TASK TO CARRY OUT: Work through the records that follow and return each line containing the word "Extreme".

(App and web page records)

____

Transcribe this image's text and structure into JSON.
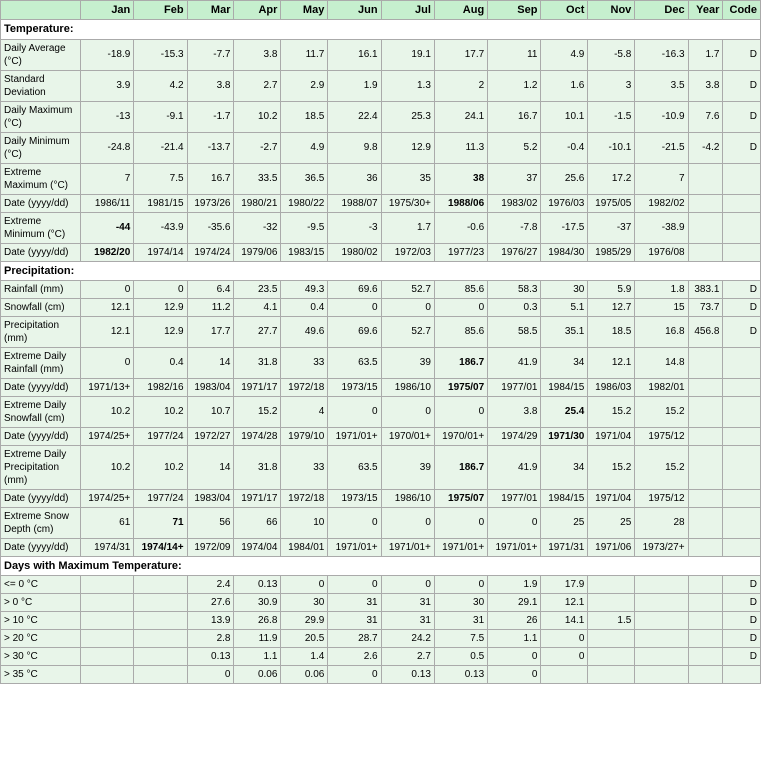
{
  "table": {
    "headers": [
      "",
      "Jan",
      "Feb",
      "Mar",
      "Apr",
      "May",
      "Jun",
      "Jul",
      "Aug",
      "Sep",
      "Oct",
      "Nov",
      "Dec",
      "Year",
      "Code"
    ],
    "sections": [
      {
        "title": "Temperature:",
        "rows": [
          {
            "label": "Daily Average (°C)",
            "values": [
              "-18.9",
              "-15.3",
              "-7.7",
              "3.8",
              "11.7",
              "16.1",
              "19.1",
              "17.7",
              "11",
              "4.9",
              "-5.8",
              "-16.3",
              "1.7",
              "D"
            ],
            "bold_cols": []
          },
          {
            "label": "Standard Deviation",
            "values": [
              "3.9",
              "4.2",
              "3.8",
              "2.7",
              "2.9",
              "1.9",
              "1.3",
              "2",
              "1.2",
              "1.6",
              "3",
              "3.5",
              "3.8",
              "D"
            ],
            "bold_cols": []
          },
          {
            "label": "Daily Maximum (°C)",
            "values": [
              "-13",
              "-9.1",
              "-1.7",
              "10.2",
              "18.5",
              "22.4",
              "25.3",
              "24.1",
              "16.7",
              "10.1",
              "-1.5",
              "-10.9",
              "7.6",
              "D"
            ],
            "bold_cols": []
          },
          {
            "label": "Daily Minimum (°C)",
            "values": [
              "-24.8",
              "-21.4",
              "-13.7",
              "-2.7",
              "4.9",
              "9.8",
              "12.9",
              "11.3",
              "5.2",
              "-0.4",
              "-10.1",
              "-21.5",
              "-4.2",
              "D"
            ],
            "bold_cols": []
          },
          {
            "label": "Extreme Maximum (°C)",
            "values": [
              "7",
              "7.5",
              "16.7",
              "33.5",
              "36.5",
              "36",
              "35",
              "38",
              "37",
              "25.6",
              "17.2",
              "7",
              "",
              ""
            ],
            "bold_cols": [
              7
            ]
          },
          {
            "label": "Date (yyyy/dd)",
            "values": [
              "1986/11",
              "1981/15",
              "1973/26",
              "1980/21",
              "1980/22",
              "1988/07",
              "1975/30+",
              "1988/06",
              "1983/02",
              "1976/03",
              "1975/05",
              "1982/02",
              "",
              ""
            ],
            "bold_cols": [
              7
            ]
          },
          {
            "label": "Extreme Minimum (°C)",
            "values": [
              "-44",
              "-43.9",
              "-35.6",
              "-32",
              "-9.5",
              "-3",
              "1.7",
              "-0.6",
              "-7.8",
              "-17.5",
              "-37",
              "-38.9",
              "",
              ""
            ],
            "bold_cols": [
              0
            ]
          },
          {
            "label": "Date (yyyy/dd)",
            "values": [
              "1982/20",
              "1974/14",
              "1974/24",
              "1979/06",
              "1983/15",
              "1980/02",
              "1972/03",
              "1977/23",
              "1976/27",
              "1984/30",
              "1985/29",
              "1976/08",
              "",
              ""
            ],
            "bold_cols": [
              0
            ]
          }
        ]
      },
      {
        "title": "Precipitation:",
        "rows": [
          {
            "label": "Rainfall (mm)",
            "values": [
              "0",
              "0",
              "6.4",
              "23.5",
              "49.3",
              "69.6",
              "52.7",
              "85.6",
              "58.3",
              "30",
              "5.9",
              "1.8",
              "383.1",
              "D"
            ],
            "bold_cols": []
          },
          {
            "label": "Snowfall (cm)",
            "values": [
              "12.1",
              "12.9",
              "11.2",
              "4.1",
              "0.4",
              "0",
              "0",
              "0",
              "0.3",
              "5.1",
              "12.7",
              "15",
              "73.7",
              "D"
            ],
            "bold_cols": []
          },
          {
            "label": "Precipitation (mm)",
            "values": [
              "12.1",
              "12.9",
              "17.7",
              "27.7",
              "49.6",
              "69.6",
              "52.7",
              "85.6",
              "58.5",
              "35.1",
              "18.5",
              "16.8",
              "456.8",
              "D"
            ],
            "bold_cols": []
          },
          {
            "label": "Extreme Daily Rainfall (mm)",
            "values": [
              "0",
              "0.4",
              "14",
              "31.8",
              "33",
              "63.5",
              "39",
              "186.7",
              "41.9",
              "34",
              "12.1",
              "14.8",
              "",
              ""
            ],
            "bold_cols": [
              7
            ]
          },
          {
            "label": "Date (yyyy/dd)",
            "values": [
              "1971/13+",
              "1982/16",
              "1983/04",
              "1971/17",
              "1972/18",
              "1973/15",
              "1986/10",
              "1975/07",
              "1977/01",
              "1984/15",
              "1986/03",
              "1982/01",
              "",
              ""
            ],
            "bold_cols": [
              7
            ]
          },
          {
            "label": "Extreme Daily Snowfall (cm)",
            "values": [
              "10.2",
              "10.2",
              "10.7",
              "15.2",
              "4",
              "0",
              "0",
              "0",
              "3.8",
              "25.4",
              "15.2",
              "15.2",
              "",
              ""
            ],
            "bold_cols": [
              9
            ]
          },
          {
            "label": "Date (yyyy/dd)",
            "values": [
              "1974/25+",
              "1977/24",
              "1972/27",
              "1974/28",
              "1979/10",
              "1971/01+",
              "1970/01+",
              "1970/01+",
              "1974/29",
              "1971/30",
              "1971/04",
              "1975/12",
              "",
              ""
            ],
            "bold_cols": [
              9
            ]
          },
          {
            "label": "Extreme Daily Precipitation (mm)",
            "values": [
              "10.2",
              "10.2",
              "14",
              "31.8",
              "33",
              "63.5",
              "39",
              "186.7",
              "41.9",
              "34",
              "15.2",
              "15.2",
              "",
              ""
            ],
            "bold_cols": [
              7
            ]
          },
          {
            "label": "Date (yyyy/dd)",
            "values": [
              "1974/25+",
              "1977/24",
              "1983/04",
              "1971/17",
              "1972/18",
              "1973/15",
              "1986/10",
              "1975/07",
              "1977/01",
              "1984/15",
              "1971/04",
              "1975/12",
              "",
              ""
            ],
            "bold_cols": [
              7
            ]
          },
          {
            "label": "Extreme Snow Depth (cm)",
            "values": [
              "61",
              "71",
              "56",
              "66",
              "10",
              "0",
              "0",
              "0",
              "0",
              "25",
              "25",
              "28",
              "",
              ""
            ],
            "bold_cols": [
              1
            ]
          },
          {
            "label": "Date (yyyy/dd)",
            "values": [
              "1974/31",
              "1974/14+",
              "1972/09",
              "1974/04",
              "1984/01",
              "1971/01+",
              "1971/01+",
              "1971/01+",
              "1971/01+",
              "1971/31",
              "1971/06",
              "1973/27+",
              "",
              ""
            ],
            "bold_cols": [
              1
            ]
          }
        ]
      },
      {
        "title": "Days with Maximum Temperature:",
        "rows": [
          {
            "label": "<= 0 °C",
            "values": [
              "",
              "",
              "2.4",
              "0.13",
              "0",
              "0",
              "0",
              "0",
              "1.9",
              "17.9",
              "",
              "",
              "",
              "D"
            ],
            "bold_cols": []
          },
          {
            "label": "> 0 °C",
            "values": [
              "",
              "",
              "27.6",
              "30.9",
              "30",
              "31",
              "31",
              "30",
              "29.1",
              "12.1",
              "",
              "",
              "",
              "D"
            ],
            "bold_cols": []
          },
          {
            "label": "> 10 °C",
            "values": [
              "",
              "",
              "13.9",
              "26.8",
              "29.9",
              "31",
              "31",
              "31",
              "26",
              "14.1",
              "1.5",
              "",
              "",
              "D"
            ],
            "bold_cols": []
          },
          {
            "label": "> 20 °C",
            "values": [
              "",
              "",
              "2.8",
              "11.9",
              "20.5",
              "28.7",
              "24.2",
              "7.5",
              "1.1",
              "0",
              "",
              "",
              "",
              "D"
            ],
            "bold_cols": []
          },
          {
            "label": "> 30 °C",
            "values": [
              "",
              "",
              "0.13",
              "1.1",
              "1.4",
              "2.6",
              "2.7",
              "0.5",
              "0",
              "0",
              "",
              "",
              "",
              "D"
            ],
            "bold_cols": []
          },
          {
            "label": "> 35 °C",
            "values": [
              "",
              "",
              "0",
              "0.06",
              "0.06",
              "0",
              "0.13",
              "0.13",
              "0",
              "",
              "",
              "",
              "",
              ""
            ],
            "bold_cols": []
          }
        ]
      }
    ]
  }
}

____

EXERCISE RESPONSE:
            "label": "Extreme Maximum (°C)",
            "label": "Extreme Minimum (°C)",
            "label": "Extreme Daily Rainfall (mm)",
            "label": "Extreme Daily Snowfall (cm)",
            "label": "Extreme Daily Precipitation (mm)",
            "label": "Extreme Snow Depth (cm)",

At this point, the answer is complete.